volume = "14",
journal = "BMC Public Health",
issn = "1471-2458",
publisher = "Elsevier",
number = "1",

}

RIS

TY - JOUR

T1 - A qualitative examination of the impact of microgrants to promote physical activity among adolescents

AU - Tamminen, Katherine A.

AU - Faulkner, Guy

AU - Witcher, Chad S. G.

AU - Spence, John C.

PY - 2014/12/1

Y1 - 2014/12/1

N2 - Background - Microgrants are a mechanism for providing funding to community organizations or groups to support health initiatives. Little research to date has examined the use of microgrants in promoting physical activity (PA), and no studies have explored how microgrants may support PA promotion among adolescents. The purpose of this study was to explore the role of microgrants in enhancing PA opportunities for Canadian adolescents.Methods - Employing a case study approach, nine community organizations from across Canada were selected as cases providing sports and physical activities with the support of microgrant funding. Researchers visited each organization and conducted semi-structured interviews with 40 program participants (12–25 years of age, M = 16.3, SD = 2.6) and 17 adult organizers/instructors (23–57 years of age, M = 37.4, SD = 10.0). Interview transcripts were inductively and deductively coded to identify concepts and create a hierarchy of themes.Results - Analysis produced themes regarding participants’ perceptions of the Funding, Running Programs and Events, the Impact of Program (for the Organization, Teen Participants, and the Community). Opportunities for PA programming would not have been possible without the microgrant funding. Microgrant funding was valuable in promoting PA for adolescents, and they afforded opportunities for adolescents to engage in new and/or nontraditional activities. In addition to promoting PA, the microgrants had benefits for participants and the community organizations including improved organizational capacity.Conclusions - Microgrants appear to be an effective mechanism for enhancing community capacity to provide PA opportunities for Canadian adolescents by helping to reduce financial barriers and empowering adolescents to take an active role in identifying and hosting new and creative PA events within their communities.

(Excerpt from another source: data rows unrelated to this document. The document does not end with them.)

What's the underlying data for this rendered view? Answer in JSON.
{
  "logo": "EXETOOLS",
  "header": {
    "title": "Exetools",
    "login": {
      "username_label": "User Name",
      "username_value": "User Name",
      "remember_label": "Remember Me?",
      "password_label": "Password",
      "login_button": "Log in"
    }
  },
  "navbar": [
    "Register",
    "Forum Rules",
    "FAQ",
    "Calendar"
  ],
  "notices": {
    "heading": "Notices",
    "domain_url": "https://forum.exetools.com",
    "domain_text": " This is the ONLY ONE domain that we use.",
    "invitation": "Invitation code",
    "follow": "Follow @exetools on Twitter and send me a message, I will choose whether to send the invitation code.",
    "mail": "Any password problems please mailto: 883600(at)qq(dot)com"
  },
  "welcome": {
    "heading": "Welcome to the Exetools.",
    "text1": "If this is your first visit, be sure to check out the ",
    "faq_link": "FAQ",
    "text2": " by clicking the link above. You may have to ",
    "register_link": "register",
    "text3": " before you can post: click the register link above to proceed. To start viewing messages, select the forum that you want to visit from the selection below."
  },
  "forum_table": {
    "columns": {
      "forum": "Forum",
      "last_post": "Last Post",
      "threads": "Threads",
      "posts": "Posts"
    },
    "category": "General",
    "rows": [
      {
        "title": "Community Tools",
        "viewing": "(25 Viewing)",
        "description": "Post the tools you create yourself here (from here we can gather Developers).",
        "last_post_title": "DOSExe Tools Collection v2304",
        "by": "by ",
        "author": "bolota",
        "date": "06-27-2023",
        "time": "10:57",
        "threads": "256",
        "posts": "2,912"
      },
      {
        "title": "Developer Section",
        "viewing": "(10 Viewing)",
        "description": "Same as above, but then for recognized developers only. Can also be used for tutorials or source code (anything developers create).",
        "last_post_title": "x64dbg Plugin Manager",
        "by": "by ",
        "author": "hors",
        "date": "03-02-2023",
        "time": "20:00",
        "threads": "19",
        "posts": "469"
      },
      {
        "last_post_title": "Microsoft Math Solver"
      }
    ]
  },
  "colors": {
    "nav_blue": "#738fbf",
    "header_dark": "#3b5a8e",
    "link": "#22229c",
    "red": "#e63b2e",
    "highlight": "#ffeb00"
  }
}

AB - Background - Microgrants are a mechanism for providing funding to community organizations or groups to support health initiatives. Little research to date has examined the use of microgrants in promoting physical activity (PA), and no studies have explored how microgrants may support PA promotion among adolescents. The purpose of this study was to explore the role of microgrants in enhancing PA opportunities for Canadian adolescents.Methods - Employing a case study approach, nine community organizations from across Canada were selected as cases providing sports and physical activities with the support of microgrant funding. Researchers visited each organization and conducted semi-structured interviews with 40 program participants (12–25 years of age, M = 16.3, SD = 2.6) and 17 adult organizers/instructors (23–57 years of age, M = 37.4, SD = 10.0). Interview transcripts were inductively and deductively coded to identify concepts and create a hierarchy of themes.Results - Analysis produced themes regarding participants’ perceptions of the Funding, Running Programs and Events, the Impact of Program (for the Organization, Teen Participants, and the Community). Opportunities for PA programming would not have been possible without the microgrant funding. Microgrant funding was valuable in promoting PA for adolescents, and they afforded opportunities for adolescents to engage in new and/or nontraditional activities. In addition to promoting PA, the microgrants had benefits for participants and the community organizations including improved organizational capacity.Conclusions - Microgrants appear to be an effective mechanism for enhancing community capacity to provide PA opportunities for Canadian adolescents by helping to reduce financial barriers and empowering adolescents to take an active role in identifying and hosting new and creative PA events within their communities.

KW - microgrants

KW - case study

KW - adolescent

KW - physical activity

KW - sport

KW - qualitative

U2 - 10.1186/1471-2458-14-1206

DO - 10.1186/1471-2458-14-1206

M3 - Article

VL - 14

JO - BMC Public Health

JF - BMC Public Health

SN - 1471-2458

IS - 1

M1 - 1206

ER -

ID: 8232923